▶ Exercise directions
Lines holding the string "caption" are the ones to copy from this listing.

▶ Listed records
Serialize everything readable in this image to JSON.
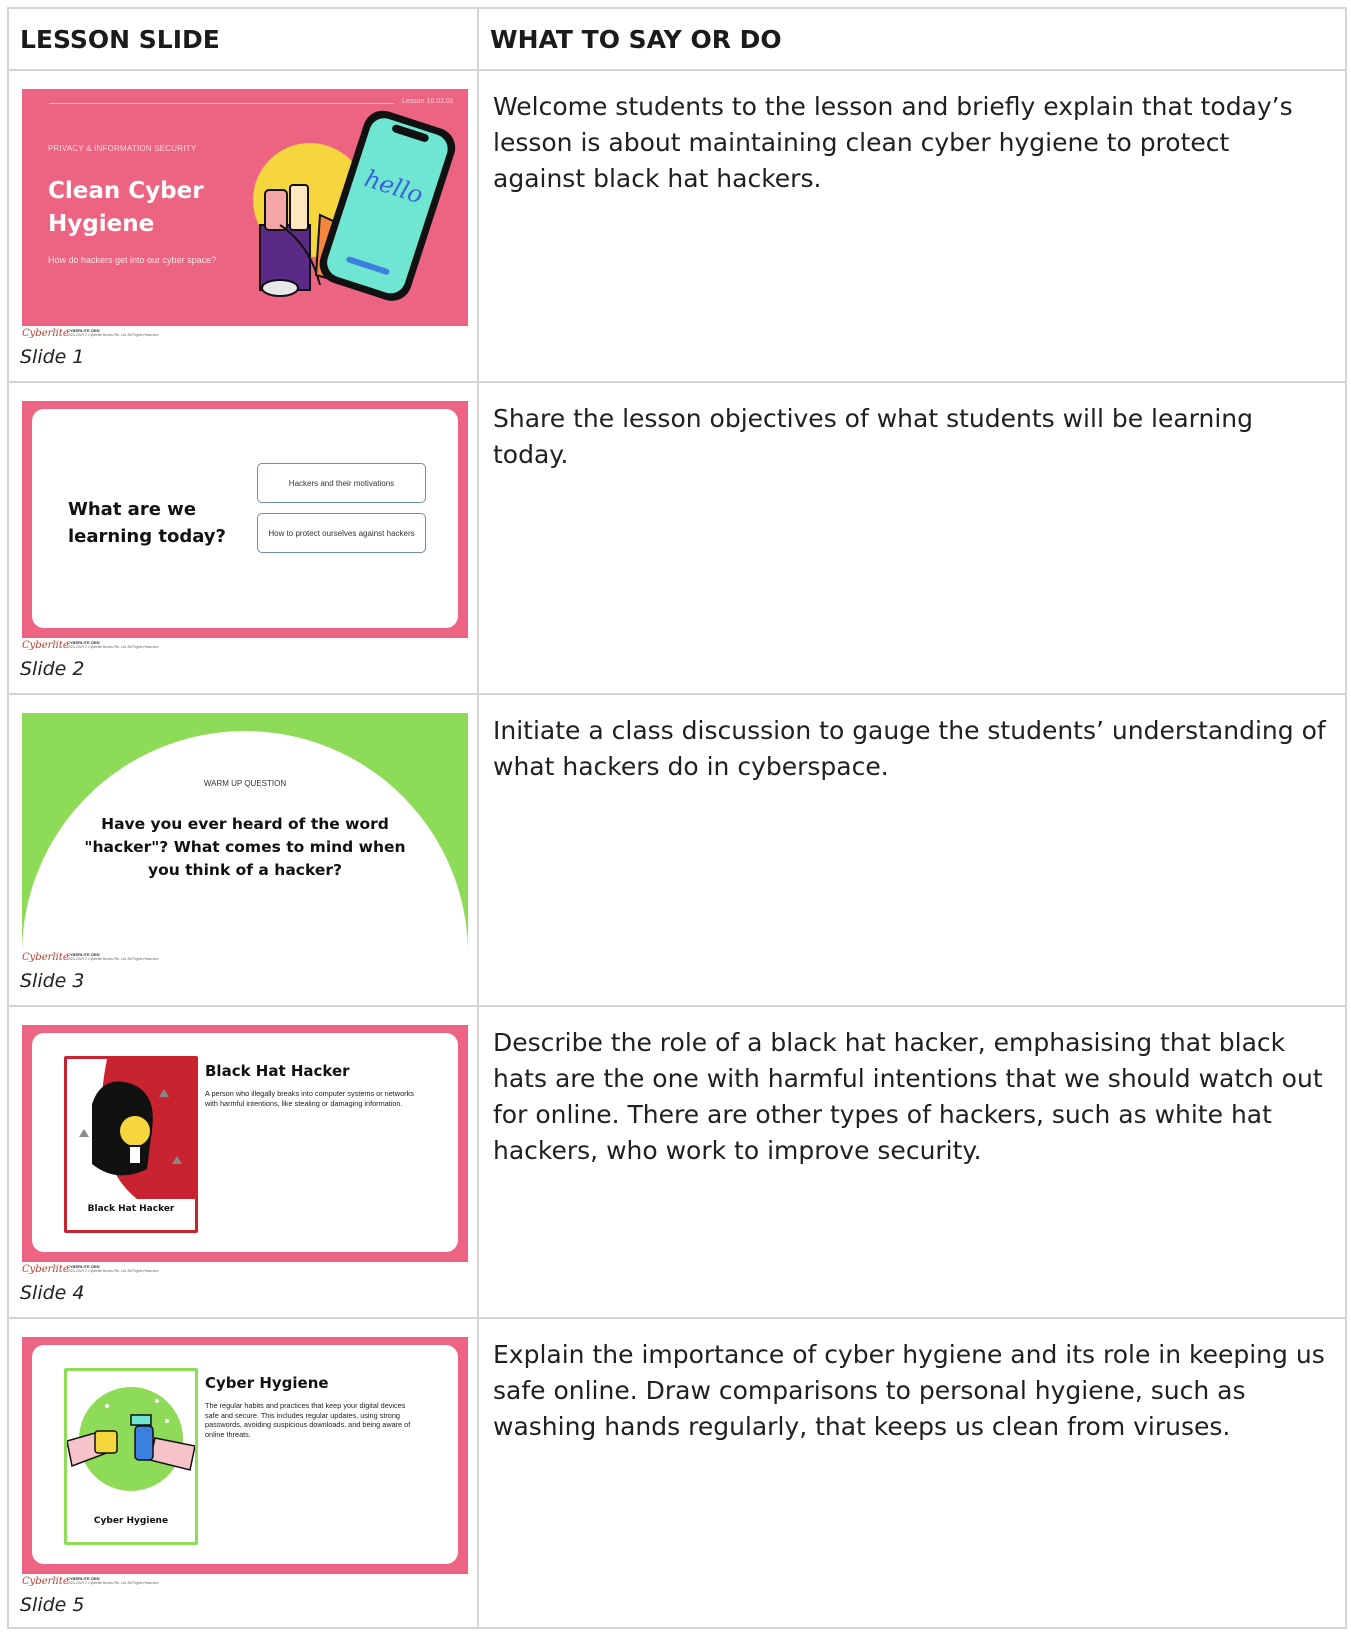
{
  "header": {
    "col1": "LESSON SLIDE",
    "col2": "WHAT TO SAY OR DO"
  },
  "footer": {
    "logo": "Cyberlite",
    "site": "CYBERLITE.ORG",
    "copyright": "2023-2024 © Cyberlite Books Pte. Ltd. All Rights Reserved."
  },
  "rows": [
    {
      "caption": "Slide 1",
      "instruction": "Welcome students to the lesson and briefly explain that today’s lesson is about maintaining clean cyber hygiene to protect against black hat hackers.",
      "slide": {
        "lesson_code": "Lesson 10.02.01",
        "kicker": "PRIVACY & INFORMATION SECURITY",
        "title": "Clean Cyber Hygiene",
        "subtitle": "How do hackers get into our cyber space?",
        "phone_text": "hello"
      }
    },
    {
      "caption": "Slide 2",
      "instruction": "Share the lesson objectives of what students will be learning today.",
      "slide": {
        "question": "What are we learning today?",
        "objectives": [
          "Hackers and their motivations",
          "How to protect ourselves against hackers"
        ]
      }
    },
    {
      "caption": "Slide 3",
      "instruction": "Initiate a class discussion to gauge the students’ understanding of what hackers do in cyberspace.",
      "slide": {
        "kicker": "WARM UP QUESTION",
        "question": "Have you ever heard of the word \"hacker\"? What comes to mind when you think of a hacker?"
      }
    },
    {
      "caption": "Slide 4",
      "instruction": "Describe the role of a black hat hacker, emphasising that black hats are the one with harmful intentions that we should watch out for online. There are other types of hackers, such as white hat hackers, who work to improve security.",
      "slide": {
        "heading": "Black Hat Hacker",
        "description": "A person who illegally breaks into computer systems or networks with harmful intentions, like stealing or damaging information.",
        "card_label": "Black Hat Hacker"
      }
    },
    {
      "caption": "Slide 5",
      "instruction": "Explain the importance of cyber hygiene and its role in keeping us safe online. Draw comparisons to personal hygiene, such as washing hands regularly, that keeps us clean from viruses.",
      "slide": {
        "heading": "Cyber Hygiene",
        "description": "The regular habits and practices that keep your digital devices safe and secure. This includes regular updates, using strong passwords, avoiding suspicious downloads, and being aware of online threats.",
        "card_label": "Cyber Hygiene"
      }
    }
  ]
}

▶ Written solution
      "caption": "Slide 1",
      "caption": "Slide 2",
      "caption": "Slide 3",
      "caption": "Slide 4",
      "caption": "Slide 5",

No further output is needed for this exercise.